“You can’t just look at the budget,” said Sen. Edward J. Kasemeyer, D-Howard and Baltimore County. “There’s this subjective subject of leadership, of where does it rank in terms of the governor’s agenda? Who is running DBED? What’s the legislature’s reaction to this person? Is he dynamic, or she? Are things getting done? And that all relates to the total package of funding, competence. You just can’t look at the budget as the whole thing.”

The commission, which met for the second time since being created earlier this year by House Speaker Michael E. Busch and Senate President Thomas V. Mike Miller Jr., spent a significant amount of time during its first meeting on testimony from agency officials, including DBED Secretary Dominick E. Murray. And earlier this week, commission members were given an independent overview of the department by state analysts and heard a number of complaints from Western Maryland business leaders.

Despite the complaints, a spokeswoman for the department said it is important to remember the agency has had successes during economically challenging times.

Murray, through a spokeswoman, agreed with Kasemeyer’s assessment.

“He absolutely agrees that economic development is more than about the budget,” said Raquel Guillory. “It’s about helping companies fulfill their missions and meet their goals. It’s about moving jobs forward. Under Secretary Murray’s leadership we’ve been able to bring companies like Amazon to Maryland and focus on core industries by hiring a director of cyber development.
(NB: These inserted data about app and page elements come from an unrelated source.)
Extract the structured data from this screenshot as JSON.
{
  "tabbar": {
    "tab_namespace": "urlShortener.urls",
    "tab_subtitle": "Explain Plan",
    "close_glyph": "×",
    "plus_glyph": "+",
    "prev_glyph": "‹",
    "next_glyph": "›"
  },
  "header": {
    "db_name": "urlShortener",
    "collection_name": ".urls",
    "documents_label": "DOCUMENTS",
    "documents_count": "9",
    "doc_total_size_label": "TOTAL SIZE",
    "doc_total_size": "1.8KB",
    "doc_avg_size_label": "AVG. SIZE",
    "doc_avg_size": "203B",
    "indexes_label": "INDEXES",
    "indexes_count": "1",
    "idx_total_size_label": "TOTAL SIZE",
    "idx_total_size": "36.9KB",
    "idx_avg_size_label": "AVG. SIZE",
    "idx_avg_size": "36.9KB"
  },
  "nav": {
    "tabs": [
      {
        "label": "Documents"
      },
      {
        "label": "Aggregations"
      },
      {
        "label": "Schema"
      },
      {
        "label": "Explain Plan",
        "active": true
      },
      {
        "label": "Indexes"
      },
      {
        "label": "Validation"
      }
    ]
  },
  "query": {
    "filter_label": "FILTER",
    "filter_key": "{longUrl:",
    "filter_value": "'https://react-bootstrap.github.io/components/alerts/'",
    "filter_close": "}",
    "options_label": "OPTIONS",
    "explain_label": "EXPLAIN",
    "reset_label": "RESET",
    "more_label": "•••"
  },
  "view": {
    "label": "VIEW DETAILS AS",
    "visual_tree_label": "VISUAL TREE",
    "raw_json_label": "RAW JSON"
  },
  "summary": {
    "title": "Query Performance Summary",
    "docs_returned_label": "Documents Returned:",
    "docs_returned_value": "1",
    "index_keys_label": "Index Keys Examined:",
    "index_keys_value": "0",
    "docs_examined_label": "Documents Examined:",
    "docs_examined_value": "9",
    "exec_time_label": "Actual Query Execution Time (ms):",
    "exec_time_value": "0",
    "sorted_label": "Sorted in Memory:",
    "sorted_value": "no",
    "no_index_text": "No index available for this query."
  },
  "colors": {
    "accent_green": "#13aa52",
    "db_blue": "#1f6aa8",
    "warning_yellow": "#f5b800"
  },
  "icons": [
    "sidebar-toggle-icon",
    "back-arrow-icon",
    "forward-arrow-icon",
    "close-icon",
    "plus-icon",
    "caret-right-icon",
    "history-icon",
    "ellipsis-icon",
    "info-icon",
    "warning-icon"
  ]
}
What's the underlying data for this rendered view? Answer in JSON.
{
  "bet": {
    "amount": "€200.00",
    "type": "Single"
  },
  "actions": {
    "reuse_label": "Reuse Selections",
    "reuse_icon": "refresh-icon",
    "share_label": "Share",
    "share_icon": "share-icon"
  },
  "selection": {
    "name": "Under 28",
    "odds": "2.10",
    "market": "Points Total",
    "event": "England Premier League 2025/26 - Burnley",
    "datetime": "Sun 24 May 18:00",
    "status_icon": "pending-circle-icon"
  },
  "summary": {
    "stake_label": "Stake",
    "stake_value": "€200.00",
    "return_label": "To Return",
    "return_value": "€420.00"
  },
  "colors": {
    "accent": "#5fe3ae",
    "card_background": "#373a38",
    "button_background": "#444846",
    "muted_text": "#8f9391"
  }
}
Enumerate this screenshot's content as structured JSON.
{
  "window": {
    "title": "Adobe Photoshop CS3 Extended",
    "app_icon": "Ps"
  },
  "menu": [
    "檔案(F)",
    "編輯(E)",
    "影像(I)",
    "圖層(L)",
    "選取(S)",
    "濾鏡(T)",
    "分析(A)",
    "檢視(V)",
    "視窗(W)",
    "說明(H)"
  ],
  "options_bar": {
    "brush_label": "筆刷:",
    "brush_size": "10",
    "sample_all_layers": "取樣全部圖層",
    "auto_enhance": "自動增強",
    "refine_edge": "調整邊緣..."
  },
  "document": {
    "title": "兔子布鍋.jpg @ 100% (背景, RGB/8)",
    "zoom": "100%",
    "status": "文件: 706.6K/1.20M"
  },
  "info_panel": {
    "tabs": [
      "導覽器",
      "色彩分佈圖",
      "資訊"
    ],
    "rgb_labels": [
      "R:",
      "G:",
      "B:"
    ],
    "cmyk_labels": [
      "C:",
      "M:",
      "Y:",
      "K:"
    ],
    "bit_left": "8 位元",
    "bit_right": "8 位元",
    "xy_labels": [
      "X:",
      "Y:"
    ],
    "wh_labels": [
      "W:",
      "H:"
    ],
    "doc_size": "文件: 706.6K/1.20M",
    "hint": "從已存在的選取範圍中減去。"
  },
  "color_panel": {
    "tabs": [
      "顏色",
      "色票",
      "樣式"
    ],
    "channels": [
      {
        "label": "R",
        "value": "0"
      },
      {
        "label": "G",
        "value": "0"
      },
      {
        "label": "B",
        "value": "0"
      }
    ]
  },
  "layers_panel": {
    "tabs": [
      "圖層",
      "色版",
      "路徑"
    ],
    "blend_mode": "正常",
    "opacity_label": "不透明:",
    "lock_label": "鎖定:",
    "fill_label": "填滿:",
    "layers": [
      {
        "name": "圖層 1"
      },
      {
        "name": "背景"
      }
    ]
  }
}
We’ve provided dynamic leadership and (Murray) has always been available to legislators for discussions.”

The commission is expected to complete its recommendations in December so that they’d be ready for the incoming governor and General Assembly.

“If we are to do anything we need to get people’s attention,” said Norman R. Augustine, chairman of the commission. “And to do that, we should get at the facts — and some of the facts aren’t good.”

One of those facts includes Maryland’s ranking by Chief Executive Magazine as the 41st of 50 states that are best to do business in. Complaints cited in the ranking were over-regulation and high taxes as well as dissatisfaction with workforce quality.

Guillory said the Department of Business and Economic Development has little to do with those issues.

“What we do is we offer financial assistance to attract businesses to the state and to help retain and expand businesses that are already here,” she said. “We just don’t have any authority (over regulations and permitting).”

Augustine said he hopes to offer “a menu of options” in the recommendations — tiers of choices that legislators can then use to decide to implement, depending on if they want the state to be exceptional, above average or average when it comes to business climate.

“I think one of the things we can do is offer a menu of choices and say, ‘If you do this, this is what your life will be like and if you do that, this is what your life will be like,” Augustine said.

“I think if we do a good job, people will pay attention,” Augustine said. “Having the fortitude to do something is another story and only time will tell.”